North Korea also needed a more credible threat than its massed force begging for a carpet bombing. This need engendered its nuclear program. [https://geopoliticalfutures.com/the-significance-and-insignificance-of-a-north-korean-hydrogen-bomb/] The program enhanced the consequences of irrational action. It was an obvious bluff, since resorting to a nuclear attack would guarantee the annihilation of the regime—and possibly the nation. Rationally speaking, North Korea couldn’t possibly launch a nuclear strike. Therefore, it was critical for North Korea to appear irrational. Only apparent irrationality, meticulously managed, could convince the Americans, South Koreans, Japanese, Russians, and Chinese that North Korea was utterly dangerous. But the regime’s apparent irrationality had to be calibrated in such a way th at North Korea’s dangerousness was never so credible or imminent that someone would preemptively attack it. It had to preserve the regime and paralyze its opponents without forcing military action by its adversaries.
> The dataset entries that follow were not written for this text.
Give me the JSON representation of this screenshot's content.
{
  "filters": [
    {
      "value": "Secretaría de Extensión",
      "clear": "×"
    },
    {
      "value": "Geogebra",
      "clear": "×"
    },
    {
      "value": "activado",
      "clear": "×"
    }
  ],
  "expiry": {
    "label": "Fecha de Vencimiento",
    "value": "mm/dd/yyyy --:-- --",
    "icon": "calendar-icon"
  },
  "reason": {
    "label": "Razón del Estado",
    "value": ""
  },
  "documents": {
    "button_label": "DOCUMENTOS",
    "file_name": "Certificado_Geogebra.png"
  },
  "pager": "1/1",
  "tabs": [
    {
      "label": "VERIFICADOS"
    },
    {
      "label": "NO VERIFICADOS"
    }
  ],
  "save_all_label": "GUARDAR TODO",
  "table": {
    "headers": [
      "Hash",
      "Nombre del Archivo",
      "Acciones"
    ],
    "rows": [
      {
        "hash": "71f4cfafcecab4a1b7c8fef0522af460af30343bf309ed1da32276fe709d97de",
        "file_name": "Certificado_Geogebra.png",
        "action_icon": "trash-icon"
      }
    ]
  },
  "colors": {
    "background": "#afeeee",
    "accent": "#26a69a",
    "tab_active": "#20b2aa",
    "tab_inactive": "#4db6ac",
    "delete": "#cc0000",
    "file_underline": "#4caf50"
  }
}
North Korea had two enormous advantages in this strategy. First, no one really cared enough to act. The South Koreans didn’t want to incur the cost that Germany bore when it integrated the post-communist east. The US was not eager for the instability that would be created by a North Korean collapse, nor were the Japanese or Russians. And the Chinese were using their apparent ability to soothe the irrational North Koreans to extract concessions on other issues from the Americans. Everyone was content with the North Koreans as they were. Second, the North Korean regime worked. Instead of fragmenting and morphing as other communist regimes had done, the North Korean regime became locked into a model that was extremely effective in its unique strategic situation.
There is a permanence to the current North Korean situation that many underestimate. [https://geopoliticalfutures.com/forecasts/envisioning-2040-2/] South Korea has far more important matters, such as its own massive economy, to worry about. [https://geopoliticalfutures.com/signs-of-political-instability-in-south-korea/] North Korea must avoid a preemptive strike on its nuclear facilities, since its conventional military options would be unsustainable. The major partners understand North Korea well enough to endure its assertions of power and aggression without panicking. The regime appears resilient and in control. The result is a formula for stalemate… a stalemate of the indifferent.
But the cost of this stalemate is the blackness of the North Korean night. The cost of maintaining the regime is a dramatic lack of economic development. What wealth that exists is diverted to maintaining the bluff, which in turn requires a delicate internal balance that demands not only massive repression but also, above all, isolation. Contact with the rest of the world would be destabilizing, and so North Korea must limit that contact, resulting in cultural as well as physical darkness. And the night will not pass quickly. The dark night is what makes North Korea possible. It allows the bluff to go on and with it the regime.
As ever, for the rest of the world Korea—now North Korea—is a place used strategically to block the ambitions of others. Few want anything from it other than for it to continue to buffer greater powers. And even if fulfilling this purpose requires North Korean leadership to occasionally seem frightening by appearing irrational, those who watch North Korea know that its frightening aspect is tightly controlled by a calculating regime.
Editor, This Week in Geopolitics